START Dataset entries

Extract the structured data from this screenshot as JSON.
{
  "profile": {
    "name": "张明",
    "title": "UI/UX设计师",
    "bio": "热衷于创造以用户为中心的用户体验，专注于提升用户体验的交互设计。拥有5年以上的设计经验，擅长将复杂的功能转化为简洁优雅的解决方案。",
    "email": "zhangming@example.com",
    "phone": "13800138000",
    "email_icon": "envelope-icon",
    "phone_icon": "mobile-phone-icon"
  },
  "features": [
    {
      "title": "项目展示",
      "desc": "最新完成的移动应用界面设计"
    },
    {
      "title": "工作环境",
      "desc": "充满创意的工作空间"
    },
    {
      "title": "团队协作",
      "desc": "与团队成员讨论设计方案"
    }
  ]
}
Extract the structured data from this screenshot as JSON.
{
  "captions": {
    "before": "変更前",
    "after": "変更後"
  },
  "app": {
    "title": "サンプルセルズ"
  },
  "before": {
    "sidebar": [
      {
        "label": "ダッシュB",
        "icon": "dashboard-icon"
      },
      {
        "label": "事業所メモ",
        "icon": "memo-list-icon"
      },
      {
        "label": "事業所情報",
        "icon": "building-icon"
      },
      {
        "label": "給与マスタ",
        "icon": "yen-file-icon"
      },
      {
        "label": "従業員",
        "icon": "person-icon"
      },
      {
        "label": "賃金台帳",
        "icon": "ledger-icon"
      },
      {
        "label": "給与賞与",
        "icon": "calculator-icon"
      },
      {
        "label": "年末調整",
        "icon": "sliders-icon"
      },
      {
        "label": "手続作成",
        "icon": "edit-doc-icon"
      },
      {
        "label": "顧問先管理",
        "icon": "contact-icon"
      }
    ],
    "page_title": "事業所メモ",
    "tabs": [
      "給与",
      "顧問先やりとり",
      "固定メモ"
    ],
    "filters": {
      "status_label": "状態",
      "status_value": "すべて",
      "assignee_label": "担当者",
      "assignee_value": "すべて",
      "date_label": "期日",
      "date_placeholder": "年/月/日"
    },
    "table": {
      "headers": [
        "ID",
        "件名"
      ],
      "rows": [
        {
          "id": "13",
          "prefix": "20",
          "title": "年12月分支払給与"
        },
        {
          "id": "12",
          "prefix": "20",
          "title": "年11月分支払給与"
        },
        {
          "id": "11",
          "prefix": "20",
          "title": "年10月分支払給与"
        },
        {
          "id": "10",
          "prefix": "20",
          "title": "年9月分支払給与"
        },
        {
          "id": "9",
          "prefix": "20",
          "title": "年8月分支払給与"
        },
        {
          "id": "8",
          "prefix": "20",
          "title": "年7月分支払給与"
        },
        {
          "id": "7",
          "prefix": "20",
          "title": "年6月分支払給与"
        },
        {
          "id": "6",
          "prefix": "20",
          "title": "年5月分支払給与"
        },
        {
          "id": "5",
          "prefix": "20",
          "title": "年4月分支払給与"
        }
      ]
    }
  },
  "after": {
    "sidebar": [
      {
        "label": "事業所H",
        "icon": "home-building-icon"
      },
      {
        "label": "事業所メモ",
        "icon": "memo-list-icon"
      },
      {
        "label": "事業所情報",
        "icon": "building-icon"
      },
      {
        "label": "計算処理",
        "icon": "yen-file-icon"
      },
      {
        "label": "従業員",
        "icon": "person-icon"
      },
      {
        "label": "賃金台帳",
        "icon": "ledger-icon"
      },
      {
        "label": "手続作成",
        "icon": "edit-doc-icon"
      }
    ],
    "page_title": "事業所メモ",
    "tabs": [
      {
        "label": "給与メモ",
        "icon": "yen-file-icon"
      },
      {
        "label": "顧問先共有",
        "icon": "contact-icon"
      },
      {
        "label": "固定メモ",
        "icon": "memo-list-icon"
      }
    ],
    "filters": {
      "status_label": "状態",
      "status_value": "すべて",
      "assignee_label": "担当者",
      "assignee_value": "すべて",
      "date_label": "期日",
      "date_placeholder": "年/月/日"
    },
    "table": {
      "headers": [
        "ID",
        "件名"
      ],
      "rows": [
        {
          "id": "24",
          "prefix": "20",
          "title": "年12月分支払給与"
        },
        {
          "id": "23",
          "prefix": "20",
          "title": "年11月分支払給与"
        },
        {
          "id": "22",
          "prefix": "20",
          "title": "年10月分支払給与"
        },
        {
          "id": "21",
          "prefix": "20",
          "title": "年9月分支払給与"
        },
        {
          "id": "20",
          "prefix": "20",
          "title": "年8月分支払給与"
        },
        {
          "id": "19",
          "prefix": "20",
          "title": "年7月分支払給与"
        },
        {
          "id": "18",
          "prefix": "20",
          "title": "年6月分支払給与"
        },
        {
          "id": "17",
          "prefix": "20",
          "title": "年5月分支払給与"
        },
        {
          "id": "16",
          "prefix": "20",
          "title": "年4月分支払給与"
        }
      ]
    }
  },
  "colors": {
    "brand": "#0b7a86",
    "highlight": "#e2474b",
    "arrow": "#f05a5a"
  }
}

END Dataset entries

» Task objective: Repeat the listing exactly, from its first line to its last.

» Solved problem:
Extract the structured data from this screenshot as JSON.
{
  "profile": {
    "name": "张明",
    "title": "UI/UX设计师",
    "bio": "热衷于创造以用户为中心的用户体验，专注于提升用户体验的交互设计。拥有5年以上的设计经验，擅长将复杂的功能转化为简洁优雅的解决方案。",
    "email": "zhangming@example.com",
    "phone": "13800138000",
    "email_icon": "envelope-icon",
    "phone_icon": "mobile-phone-icon"
  },
  "features": [
    {
      "title": "项目展示",
      "desc": "最新完成的移动应用界面设计"
    },
    {
      "title": "工作环境",
      "desc": "充满创意的工作空间"
    },
    {
      "title": "团队协作",
      "desc": "与团队成员讨论设计方案"
    }
  ]
}
Extract the structured data from this screenshot as JSON.
{
  "captions": {
    "before": "変更前",
    "after": "変更後"
  },
  "app": {
    "title": "サンプルセルズ"
  },
  "before": {
    "sidebar": [
      {
        "label": "ダッシュB",
        "icon": "dashboard-icon"
      },
      {
        "label": "事業所メモ",
        "icon": "memo-list-icon"
      },
      {
        "label": "事業所情報",
        "icon": "building-icon"
      },
      {
        "label": "給与マスタ",
        "icon": "yen-file-icon"
      },
      {
        "label": "従業員",
        "icon": "person-icon"
      },
      {
        "label": "賃金台帳",
        "icon": "ledger-icon"
      },
      {
        "label": "給与賞与",
        "icon": "calculator-icon"
      },
      {
        "label": "年末調整",
        "icon": "sliders-icon"
      },
      {
        "label": "手続作成",
        "icon": "edit-doc-icon"
      },
      {
        "label": "顧問先管理",
        "icon": "contact-icon"
      }
    ],
    "page_title": "事業所メモ",
    "tabs": [
      "給与",
      "顧問先やりとり",
      "固定メモ"
    ],
    "filters": {
      "status_label": "状態",
      "status_value": "すべて",
      "assignee_label": "担当者",
      "assignee_value": "すべて",
      "date_label": "期日",
      "date_placeholder": "年/月/日"
    },
    "table": {
      "headers": [
        "ID",
        "件名"
      ],
      "rows": [
        {
          "id": "13",
          "prefix": "20",
          "title": "年12月分支払給与"
        },
        {
          "id": "12",
          "prefix": "20",
          "title": "年11月分支払給与"
        },
        {
          "id": "11",
          "prefix": "20",
          "title": "年10月分支払給与"
        },
        {
          "id": "10",
          "prefix": "20",
          "title": "年9月分支払給与"
        },
        {
          "id": "9",
          "prefix": "20",
          "title": "年8月分支払給与"
        },
        {
          "id": "8",
          "prefix": "20",
          "title": "年7月分支払給与"
        },
        {
          "id": "7",
          "prefix": "20",
          "title": "年6月分支払給与"
        },
        {
          "id": "6",
          "prefix": "20",
          "title": "年5月分支払給与"
        },
        {
          "id": "5",
          "prefix": "20",
          "title": "年4月分支払給与"
        }
      ]
    }
  },
  "after": {
    "sidebar": [
      {
        "label": "事業所H",
        "icon": "home-building-icon"
      },
      {
        "label": "事業所メモ",
        "icon": "memo-list-icon"
      },
      {
        "label": "事業所情報",
        "icon": "building-icon"
      },
      {
        "label": "計算処理",
        "icon": "yen-file-icon"
      },
      {
        "label": "従業員",
        "icon": "person-icon"
      },
      {
        "label": "賃金台帳",
        "icon": "ledger-icon"
      },
      {
        "label": "手続作成",
        "icon": "edit-doc-icon"
      }
    ],
    "page_title": "事業所メモ",
    "tabs": [
      {
        "label": "給与メモ",
        "icon": "yen-file-icon"
      },
      {
        "label": "顧問先共有",
        "icon": "contact-icon"
      },
      {
        "label": "固定メモ",
        "icon": "memo-list-icon"
      }
    ],
    "filters": {
      "status_label": "状態",
      "status_value": "すべて",
      "assignee_label": "担当者",
      "assignee_value": "すべて",
      "date_label": "期日",
      "date_placeholder": "年/月/日"
    },
    "table": {
      "headers": [
        "ID",
        "件名"
      ],
      "rows": [
        {
          "id": "24",
          "prefix": "20",
          "title": "年12月分支払給与"
        },
        {
          "id": "23",
          "prefix": "20",
          "title": "年11月分支払給与"
        },
        {
          "id": "22",
          "prefix": "20",
          "title": "年10月分支払給与"
        },
        {
          "id": "21",
          "prefix": "20",
          "title": "年9月分支払給与"
        },
        {
          "id": "20",
          "prefix": "20",
          "title": "年8月分支払給与"
        },
        {
          "id": "19",
          "prefix": "20",
          "title": "年7月分支払給与"
        },
        {
          "id": "18",
          "prefix": "20",
          "title": "年6月分支払給与"
        },
        {
          "id": "17",
          "prefix": "20",
          "title": "年5月分支払給与"
        },
        {
          "id": "16",
          "prefix": "20",
          "title": "年4月分支払給与"
        }
      ]
    }
  },
  "colors": {
    "brand": "#0b7a86",
    "highlight": "#e2474b",
    "arrow": "#f05a5a"
  }
}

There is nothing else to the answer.